INSTRUCTIONS FOR THE TASK ▸ With the images left out, print all of the records below exactly.

App and web page records:

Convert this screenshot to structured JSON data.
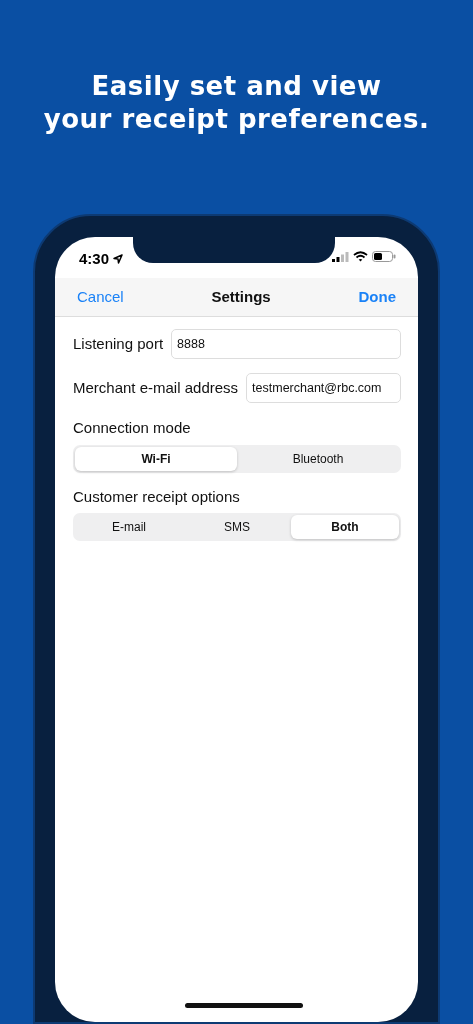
{
  "headline": [
    "Easily set and view",
    "your receipt preferences."
  ],
  "status_bar": {
    "time": "4:30"
  },
  "nav_bar": {
    "left": "Cancel",
    "title": "Settings",
    "right": "Done"
  },
  "fields": [
    {
      "label": "Listening port",
      "value": "8888"
    },
    {
      "label": "Merchant e-mail address",
      "value": "testmerchant@rbc.com"
    }
  ],
  "segment_groups": [
    {
      "label": "Connection mode",
      "options": [
        {
          "label": "Wi-Fi",
          "selected": true
        },
        {
          "label": "Bluetooth",
          "selected": false
        }
      ]
    },
    {
      "label": "Customer receipt options",
      "options": [
        {
          "label": "E-mail",
          "selected": false
        },
        {
          "label": "SMS",
          "selected": false
        },
        {
          "label": "Both",
          "selected": true
        }
      ]
    }
  ]
}
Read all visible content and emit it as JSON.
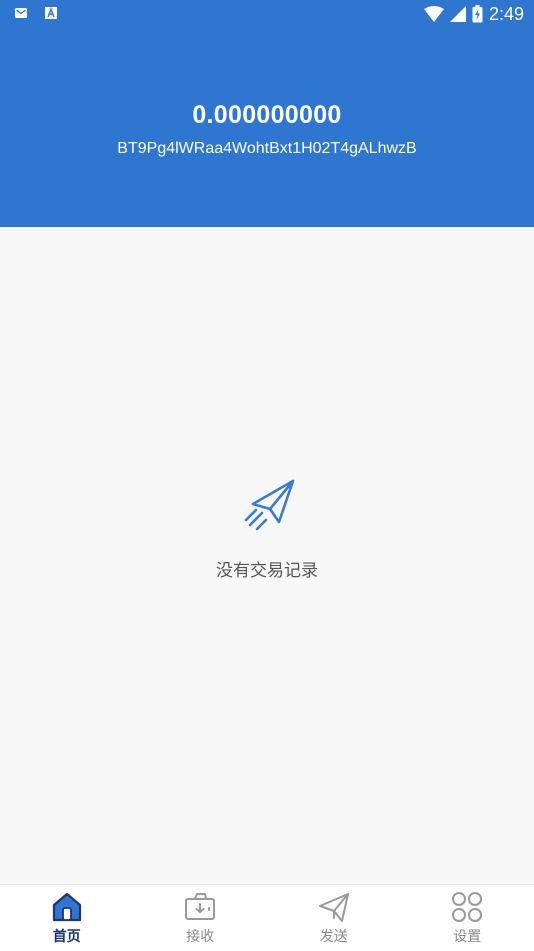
{
  "status_bar": {
    "time": "2:49",
    "left_icons": [
      "mail-icon",
      "text-icon"
    ],
    "right_icons": [
      "wifi-icon",
      "signal-icon",
      "battery-charging-icon"
    ]
  },
  "wallet": {
    "balance": "0.000000000",
    "address": "BT9Pg4lWRaa4WohtBxt1H02T4gALhwzB"
  },
  "empty_state": {
    "icon": "rocket-icon",
    "message": "没有交易记录"
  },
  "bottom_nav": {
    "active_index": 0,
    "accent_color": "#1f3570",
    "items": [
      {
        "label": "首页",
        "icon": "home-icon"
      },
      {
        "label": "接收",
        "icon": "receive-wallet-icon"
      },
      {
        "label": "发送",
        "icon": "send-plane-icon"
      },
      {
        "label": "设置",
        "icon": "settings-grid-icon"
      }
    ]
  },
  "colors": {
    "header_bg": "#2e76cf",
    "page_bg": "#f7f7f7"
  }
}
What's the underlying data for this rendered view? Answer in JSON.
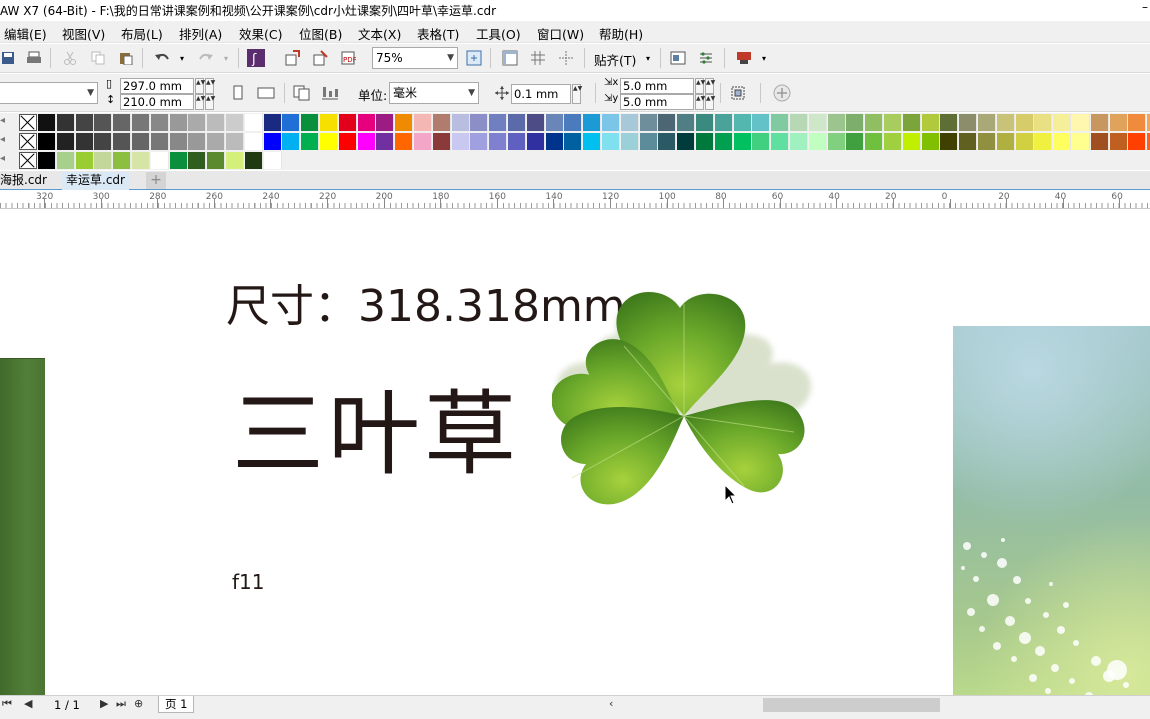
{
  "window": {
    "title": "AW X7 (64-Bit) - F:\\我的日常讲课案例和视频\\公开课案例\\cdr小灶课案列\\四叶草\\幸运草.cdr",
    "minimize": "–"
  },
  "menu": {
    "items": [
      "编辑(E)",
      "视图(V)",
      "布局(L)",
      "排列(A)",
      "效果(C)",
      "位图(B)",
      "文本(X)",
      "表格(T)",
      "工具(O)",
      "窗口(W)",
      "帮助(H)"
    ]
  },
  "toolbar": {
    "zoom": "75%",
    "snap_label": "贴齐(T)"
  },
  "property_bar": {
    "width": "297.0 mm",
    "height": "210.0 mm",
    "unit_label": "单位:",
    "unit_value": "毫米",
    "nudge": "0.1 mm",
    "dup_x": "5.0 mm",
    "dup_y": "5.0 mm"
  },
  "palette": {
    "accent": "#5b9bd5"
  },
  "tabs": {
    "items": [
      "海报.cdr",
      "幸运草.cdr"
    ],
    "active": "幸运草.cdr",
    "add": "+"
  },
  "ruler": {
    "labels": [
      "320",
      "300",
      "280",
      "260",
      "240",
      "220",
      "200",
      "180",
      "160",
      "140",
      "120",
      "100",
      "80",
      "60",
      "40",
      "20",
      "0",
      "20",
      "40",
      "60"
    ]
  },
  "canvas": {
    "size_text": "尺寸：318.318mm",
    "title": "三叶草",
    "small_label": "f11"
  },
  "status": {
    "page_count": "1 / 1",
    "page_tab": "页 1"
  }
}
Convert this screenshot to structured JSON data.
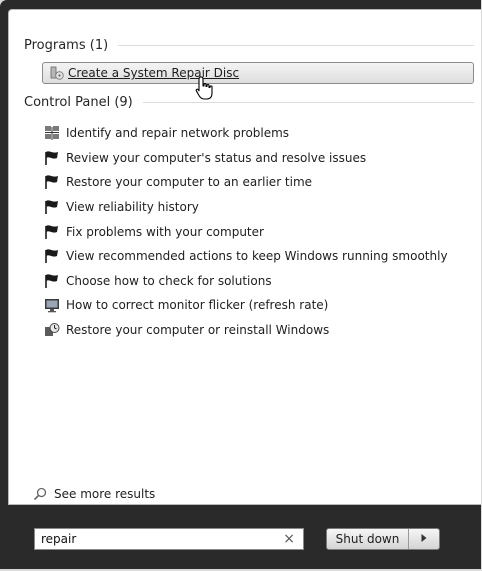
{
  "programs": {
    "header": "Programs (1)",
    "items": [
      {
        "label": "Create a System Repair Disc",
        "icon": "disc-program-icon"
      }
    ]
  },
  "control_panel": {
    "header": "Control Panel (9)",
    "items": [
      {
        "label": "Identify and repair network problems",
        "icon": "network-icon"
      },
      {
        "label": "Review your computer's status and resolve issues",
        "icon": "action-center-flag-icon"
      },
      {
        "label": "Restore your computer to an earlier time",
        "icon": "action-center-flag-icon"
      },
      {
        "label": "View reliability history",
        "icon": "action-center-flag-icon"
      },
      {
        "label": "Fix problems with your computer",
        "icon": "action-center-flag-icon"
      },
      {
        "label": "View recommended actions to keep Windows running smoothly",
        "icon": "action-center-flag-icon"
      },
      {
        "label": "Choose how to check for solutions",
        "icon": "action-center-flag-icon"
      },
      {
        "label": "How to correct monitor flicker (refresh rate)",
        "icon": "monitor-icon"
      },
      {
        "label": "Restore your computer or reinstall Windows",
        "icon": "recovery-icon"
      }
    ]
  },
  "see_more": "See more results",
  "search": {
    "value": "repair",
    "clear_glyph": "×"
  },
  "shutdown": {
    "label": "Shut down"
  },
  "colors": {
    "flag": "#1a1a1a",
    "pane_bg": "#ffffff",
    "frame_bg": "#2a2a2a"
  }
}
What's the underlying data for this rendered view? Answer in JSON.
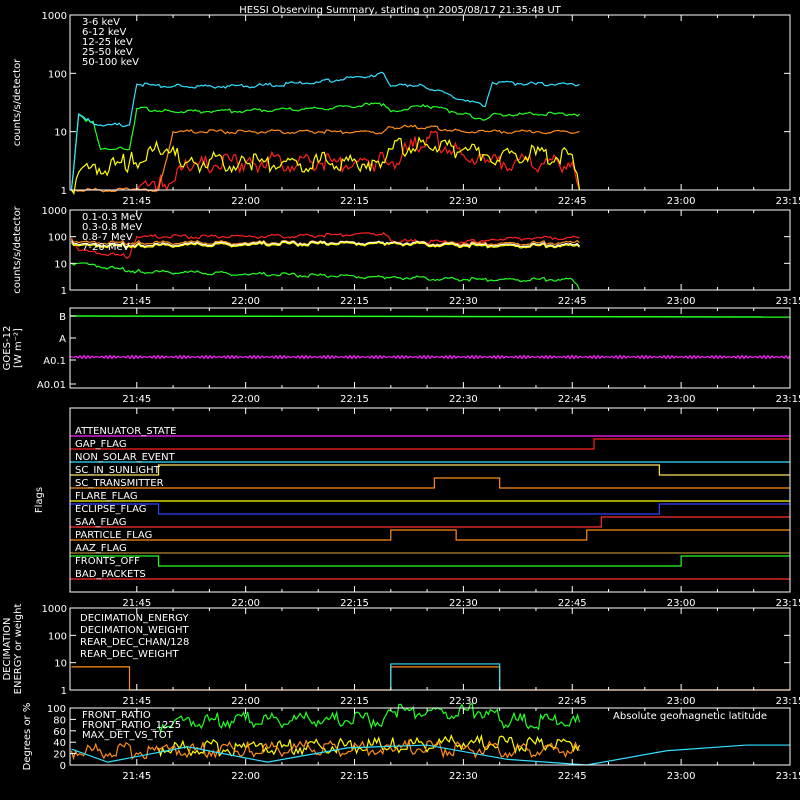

ANSWER FOR THE TASK ▸
Convert this screenshot to structured JSON data.
{
  "headline": [
    "Easily set and view",
    "your receipt preferences."
  ],
  "status_bar": {
    "time": "4:30"
  },
  "nav_bar": {
    "left": "Cancel",
    "title": "Settings",
    "right": "Done"
  },
  "fields": [
    {
      "label": "Listening port",
      "value": "8888"
    },
    {
      "label": "Merchant e-mail address",
      "value": "testmerchant@rbc.com"
    }
  ],
  "segment_groups": [
    {
      "label": "Connection mode",
      "options": [
        {
          "label": "Wi-Fi",
          "selected": true
        },
        {
          "label": "Bluetooth",
          "selected": false
        }
      ]
    },
    {
      "label": "Customer receipt options",
      "options": [
        {
          "label": "E-mail",
          "selected": false
        },
        {
          "label": "SMS",
          "selected": false
        },
        {
          "label": "Both",
          "selected": true
        }
      ]
    }
  ]
}
Read all visible content and emit it as JSON.
{
  "status_bar": {
    "time": "2:49",
    "left_icons": [
      "mail-icon",
      "text-icon"
    ],
    "right_icons": [
      "wifi-icon",
      "signal-icon",
      "battery-charging-icon"
    ]
  },
  "wallet": {
    "balance": "0.000000000",
    "address": "BT9Pg4lWRaa4WohtBxt1H02T4gALhwzB"
  },
  "empty_state": {
    "icon": "rocket-icon",
    "message": "没有交易记录"
  },
  "bottom_nav": {
    "active_index": 0,
    "accent_color": "#1f3570",
    "items": [
      {
        "label": "首页",
        "icon": "home-icon"
      },
      {
        "label": "接收",
        "icon": "receive-wallet-icon"
      },
      {
        "label": "发送",
        "icon": "send-plane-icon"
      },
      {
        "label": "设置",
        "icon": "settings-grid-icon"
      }
    ]
  },
  "colors": {
    "header_bg": "#2e76cf",
    "page_bg": "#f7f7f7"
  }
}
What's the underlying data for this rendered view? Answer in JSON.
{
  "window": {
    "title": "AW X7 (64-Bit) - F:\\我的日常讲课案例和视频\\公开课案例\\cdr小灶课案列\\四叶草\\幸运草.cdr",
    "minimize": "–"
  },
  "menu": {
    "items": [
      "编辑(E)",
      "视图(V)",
      "布局(L)",
      "排列(A)",
      "效果(C)",
      "位图(B)",
      "文本(X)",
      "表格(T)",
      "工具(O)",
      "窗口(W)",
      "帮助(H)"
    ]
  },
  "toolbar": {
    "zoom": "75%",
    "snap_label": "贴齐(T)"
  },
  "property_bar": {
    "width": "297.0 mm",
    "height": "210.0 mm",
    "unit_label": "单位:",
    "unit_value": "毫米",
    "nudge": "0.1 mm",
    "dup_x": "5.0 mm",
    "dup_y": "5.0 mm"
  },
  "palette": {
    "accent": "#5b9bd5"
  },
  "tabs": {
    "items": [
      "海报.cdr",
      "幸运草.cdr"
    ],
    "active": "幸运草.cdr",
    "add": "+"
  },
  "ruler": {
    "labels": [
      "320",
      "300",
      "280",
      "260",
      "240",
      "220",
      "200",
      "180",
      "160",
      "140",
      "120",
      "100",
      "80",
      "60",
      "40",
      "20",
      "0",
      "20",
      "40",
      "60"
    ]
  },
  "canvas": {
    "size_text": "尺寸：318.318mm",
    "title": "三叶草",
    "small_label": "f11"
  },
  "status": {
    "page_count": "1 / 1",
    "page_tab": "页 1"
  }
}
Convert this screenshot to structured JSON data.
{
  "programs": {
    "header": "Programs (1)",
    "items": [
      {
        "label": "Create a System Repair Disc",
        "icon": "disc-program-icon"
      }
    ]
  },
  "control_panel": {
    "header": "Control Panel (9)",
    "items": [
      {
        "label": "Identify and repair network problems",
        "icon": "network-icon"
      },
      {
        "label": "Review your computer's status and resolve issues",
        "icon": "action-center-flag-icon"
      },
      {
        "label": "Restore your computer to an earlier time",
        "icon": "action-center-flag-icon"
      },
      {
        "label": "View reliability history",
        "icon": "action-center-flag-icon"
      },
      {
        "label": "Fix problems with your computer",
        "icon": "action-center-flag-icon"
      },
      {
        "label": "View recommended actions to keep Windows running smoothly",
        "icon": "action-center-flag-icon"
      },
      {
        "label": "Choose how to check for solutions",
        "icon": "action-center-flag-icon"
      },
      {
        "label": "How to correct monitor flicker (refresh rate)",
        "icon": "monitor-icon"
      },
      {
        "label": "Restore your computer or reinstall Windows",
        "icon": "recovery-icon"
      }
    ]
  },
  "see_more": "See more results",
  "search": {
    "value": "repair",
    "clear_glyph": "×"
  },
  "shutdown": {
    "label": "Shut down"
  },
  "colors": {
    "flag": "#1a1a1a",
    "pane_bg": "#ffffff",
    "frame_bg": "#2a2a2a"
  }
}
What's the underlying data for this rendered view? Answer in JSON.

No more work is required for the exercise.